**Material provided:**
Segment Open
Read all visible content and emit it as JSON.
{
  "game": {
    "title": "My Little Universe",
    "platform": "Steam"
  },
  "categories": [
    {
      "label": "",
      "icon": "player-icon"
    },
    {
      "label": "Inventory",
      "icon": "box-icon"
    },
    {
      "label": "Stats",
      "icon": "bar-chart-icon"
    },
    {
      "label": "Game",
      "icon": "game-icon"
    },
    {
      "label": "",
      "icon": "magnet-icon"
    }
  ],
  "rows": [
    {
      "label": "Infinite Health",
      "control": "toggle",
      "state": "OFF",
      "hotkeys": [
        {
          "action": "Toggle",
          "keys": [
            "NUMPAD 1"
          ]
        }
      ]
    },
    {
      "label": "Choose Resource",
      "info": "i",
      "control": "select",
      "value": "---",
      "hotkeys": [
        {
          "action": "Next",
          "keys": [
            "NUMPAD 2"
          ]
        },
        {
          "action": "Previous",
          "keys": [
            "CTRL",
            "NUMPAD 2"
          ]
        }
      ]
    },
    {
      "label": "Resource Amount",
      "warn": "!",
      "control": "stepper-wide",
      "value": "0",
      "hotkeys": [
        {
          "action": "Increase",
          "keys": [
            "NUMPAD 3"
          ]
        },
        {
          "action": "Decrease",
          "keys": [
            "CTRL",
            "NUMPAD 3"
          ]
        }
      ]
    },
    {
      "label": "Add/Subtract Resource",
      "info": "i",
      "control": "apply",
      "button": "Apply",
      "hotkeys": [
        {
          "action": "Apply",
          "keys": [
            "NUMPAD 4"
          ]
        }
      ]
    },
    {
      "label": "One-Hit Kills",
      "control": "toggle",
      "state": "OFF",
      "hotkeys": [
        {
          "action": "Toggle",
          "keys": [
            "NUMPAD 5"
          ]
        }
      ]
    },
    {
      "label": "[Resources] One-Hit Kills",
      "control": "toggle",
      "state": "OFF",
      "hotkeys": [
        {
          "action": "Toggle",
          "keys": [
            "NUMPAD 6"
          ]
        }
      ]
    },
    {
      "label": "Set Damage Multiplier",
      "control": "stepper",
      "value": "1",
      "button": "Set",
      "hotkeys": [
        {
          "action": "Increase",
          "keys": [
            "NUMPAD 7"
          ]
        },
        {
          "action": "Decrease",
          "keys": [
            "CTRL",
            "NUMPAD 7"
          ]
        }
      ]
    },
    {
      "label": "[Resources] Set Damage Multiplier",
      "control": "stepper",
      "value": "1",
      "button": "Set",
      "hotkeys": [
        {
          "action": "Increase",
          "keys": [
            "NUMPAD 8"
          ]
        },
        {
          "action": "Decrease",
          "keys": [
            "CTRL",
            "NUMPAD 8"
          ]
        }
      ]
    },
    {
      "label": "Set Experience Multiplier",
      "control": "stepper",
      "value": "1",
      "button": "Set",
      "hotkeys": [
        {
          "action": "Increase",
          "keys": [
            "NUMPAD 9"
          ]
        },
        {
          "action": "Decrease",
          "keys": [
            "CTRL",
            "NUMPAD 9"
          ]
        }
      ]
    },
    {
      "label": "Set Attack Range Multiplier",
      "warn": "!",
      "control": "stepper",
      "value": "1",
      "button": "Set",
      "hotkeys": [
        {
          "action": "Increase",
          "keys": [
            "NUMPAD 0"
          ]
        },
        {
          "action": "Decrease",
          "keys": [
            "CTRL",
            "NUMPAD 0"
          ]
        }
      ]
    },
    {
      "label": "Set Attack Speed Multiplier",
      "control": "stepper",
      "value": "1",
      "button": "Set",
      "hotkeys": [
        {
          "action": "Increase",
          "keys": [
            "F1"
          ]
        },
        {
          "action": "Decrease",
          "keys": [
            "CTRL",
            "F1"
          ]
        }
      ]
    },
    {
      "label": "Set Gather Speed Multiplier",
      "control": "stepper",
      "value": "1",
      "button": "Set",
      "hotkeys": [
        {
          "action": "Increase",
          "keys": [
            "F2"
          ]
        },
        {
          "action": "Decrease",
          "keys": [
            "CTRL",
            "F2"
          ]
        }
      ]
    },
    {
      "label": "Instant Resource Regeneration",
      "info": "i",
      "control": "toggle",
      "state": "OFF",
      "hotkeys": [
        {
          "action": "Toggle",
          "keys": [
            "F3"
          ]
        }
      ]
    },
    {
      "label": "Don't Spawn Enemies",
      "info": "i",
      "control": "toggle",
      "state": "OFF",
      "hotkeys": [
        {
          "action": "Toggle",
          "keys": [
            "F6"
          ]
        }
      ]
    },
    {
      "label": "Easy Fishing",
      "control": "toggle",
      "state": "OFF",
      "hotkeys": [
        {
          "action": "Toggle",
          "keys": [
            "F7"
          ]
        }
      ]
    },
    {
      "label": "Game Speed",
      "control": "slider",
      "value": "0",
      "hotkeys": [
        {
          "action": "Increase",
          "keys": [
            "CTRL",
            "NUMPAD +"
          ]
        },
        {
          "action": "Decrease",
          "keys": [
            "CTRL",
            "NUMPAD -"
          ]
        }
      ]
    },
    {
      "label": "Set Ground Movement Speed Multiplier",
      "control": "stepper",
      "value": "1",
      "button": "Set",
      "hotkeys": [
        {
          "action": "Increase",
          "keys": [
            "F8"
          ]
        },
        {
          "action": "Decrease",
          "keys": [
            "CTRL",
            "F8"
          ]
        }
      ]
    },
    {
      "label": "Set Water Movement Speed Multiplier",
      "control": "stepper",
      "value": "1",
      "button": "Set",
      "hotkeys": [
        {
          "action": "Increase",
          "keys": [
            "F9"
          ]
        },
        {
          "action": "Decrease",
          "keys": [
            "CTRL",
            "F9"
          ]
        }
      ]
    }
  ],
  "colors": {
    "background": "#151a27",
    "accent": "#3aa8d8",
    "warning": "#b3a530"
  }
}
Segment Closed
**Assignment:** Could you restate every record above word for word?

**Result:**
Read all visible content and emit it as JSON.
{
  "game": {
    "title": "My Little Universe",
    "platform": "Steam"
  },
  "categories": [
    {
      "label": "",
      "icon": "player-icon"
    },
    {
      "label": "Inventory",
      "icon": "box-icon"
    },
    {
      "label": "Stats",
      "icon": "bar-chart-icon"
    },
    {
      "label": "Game",
      "icon": "game-icon"
    },
    {
      "label": "",
      "icon": "magnet-icon"
    }
  ],
  "rows": [
    {
      "label": "Infinite Health",
      "control": "toggle",
      "state": "OFF",
      "hotkeys": [
        {
          "action": "Toggle",
          "keys": [
            "NUMPAD 1"
          ]
        }
      ]
    },
    {
      "label": "Choose Resource",
      "info": "i",
      "control": "select",
      "value": "---",
      "hotkeys": [
        {
          "action": "Next",
          "keys": [
            "NUMPAD 2"
          ]
        },
        {
          "action": "Previous",
          "keys": [
            "CTRL",
            "NUMPAD 2"
          ]
        }
      ]
    },
    {
      "label": "Resource Amount",
      "warn": "!",
      "control": "stepper-wide",
      "value": "0",
      "hotkeys": [
        {
          "action": "Increase",
          "keys": [
            "NUMPAD 3"
          ]
        },
        {
          "action": "Decrease",
          "keys": [
            "CTRL",
            "NUMPAD 3"
          ]
        }
      ]
    },
    {
      "label": "Add/Subtract Resource",
      "info": "i",
      "control": "apply",
      "button": "Apply",
      "hotkeys": [
        {
          "action": "Apply",
          "keys": [
            "NUMPAD 4"
          ]
        }
      ]
    },
    {
      "label": "One-Hit Kills",
      "control": "toggle",
      "state": "OFF",
      "hotkeys": [
        {
          "action": "Toggle",
          "keys": [
            "NUMPAD 5"
          ]
        }
      ]
    },
    {
      "label": "[Resources] One-Hit Kills",
      "control": "toggle",
      "state": "OFF",
      "hotkeys": [
        {
          "action": "Toggle",
          "keys": [
            "NUMPAD 6"
          ]
        }
      ]
    },
    {
      "label": "Set Damage Multiplier",
      "control": "stepper",
      "value": "1",
      "button": "Set",
      "hotkeys": [
        {
          "action": "Increase",
          "keys": [
            "NUMPAD 7"
          ]
        },
        {
          "action": "Decrease",
          "keys": [
            "CTRL",
            "NUMPAD 7"
          ]
        }
      ]
    },
    {
      "label": "[Resources] Set Damage Multiplier",
      "control": "stepper",
      "value": "1",
      "button": "Set",
      "hotkeys": [
        {
          "action": "Increase",
          "keys": [
            "NUMPAD 8"
          ]
        },
        {
          "action": "Decrease",
          "keys": [
            "CTRL",
            "NUMPAD 8"
          ]
        }
      ]
    },
    {
      "label": "Set Experience Multiplier",
      "control": "stepper",
      "value": "1",
      "button": "Set",
      "hotkeys": [
        {
          "action": "Increase",
          "keys": [
            "NUMPAD 9"
          ]
        },
        {
          "action": "Decrease",
          "keys": [
            "CTRL",
            "NUMPAD 9"
          ]
        }
      ]
    },
    {
      "label": "Set Attack Range Multiplier",
      "warn": "!",
      "control": "stepper",
      "value": "1",
      "button": "Set",
      "hotkeys": [
        {
          "action": "Increase",
          "keys": [
            "NUMPAD 0"
          ]
        },
        {
          "action": "Decrease",
          "keys": [
            "CTRL",
            "NUMPAD 0"
          ]
        }
      ]
    },
    {
      "label": "Set Attack Speed Multiplier",
      "control": "stepper",
      "value": "1",
      "button": "Set",
      "hotkeys": [
        {
          "action": "Increase",
          "keys": [
            "F1"
          ]
        },
        {
          "action": "Decrease",
          "keys": [
            "CTRL",
            "F1"
          ]
        }
      ]
    },
    {
      "label": "Set Gather Speed Multiplier",
      "control": "stepper",
      "value": "1",
      "button": "Set",
      "hotkeys": [
        {
          "action": "Increase",
          "keys": [
            "F2"
          ]
        },
        {
          "action": "Decrease",
          "keys": [
            "CTRL",
            "F2"
          ]
        }
      ]
    },
    {
      "label": "Instant Resource Regeneration",
      "info": "i",
      "control": "toggle",
      "state": "OFF",
      "hotkeys": [
        {
          "action": "Toggle",
          "keys": [
            "F3"
          ]
        }
      ]
    },
    {
      "label": "Don't Spawn Enemies",
      "info": "i",
      "control": "toggle",
      "state": "OFF",
      "hotkeys": [
        {
          "action": "Toggle",
          "keys": [
            "F6"
          ]
        }
      ]
    },
    {
      "label": "Easy Fishing",
      "control": "toggle",
      "state": "OFF",
      "hotkeys": [
        {
          "action": "Toggle",
          "keys": [
            "F7"
          ]
        }
      ]
    },
    {
      "label": "Game Speed",
      "control": "slider",
      "value": "0",
      "hotkeys": [
        {
          "action": "Increase",
          "keys": [
            "CTRL",
            "NUMPAD +"
          ]
        },
        {
          "action": "Decrease",
          "keys": [
            "CTRL",
            "NUMPAD -"
          ]
        }
      ]
    },
    {
      "label": "Set Ground Movement Speed Multiplier",
      "control": "stepper",
      "value": "1",
      "button": "Set",
      "hotkeys": [
        {
          "action": "Increase",
          "keys": [
            "F8"
          ]
        },
        {
          "action": "Decrease",
          "keys": [
            "CTRL",
            "F8"
          ]
        }
      ]
    },
    {
      "label": "Set Water Movement Speed Multiplier",
      "control": "stepper",
      "value": "1",
      "button": "Set",
      "hotkeys": [
        {
          "action": "Increase",
          "keys": [
            "F9"
          ]
        },
        {
          "action": "Decrease",
          "keys": [
            "CTRL",
            "F9"
          ]
        }
      ]
    }
  ],
  "colors": {
    "background": "#151a27",
    "accent": "#3aa8d8",
    "warning": "#b3a530"
  }
}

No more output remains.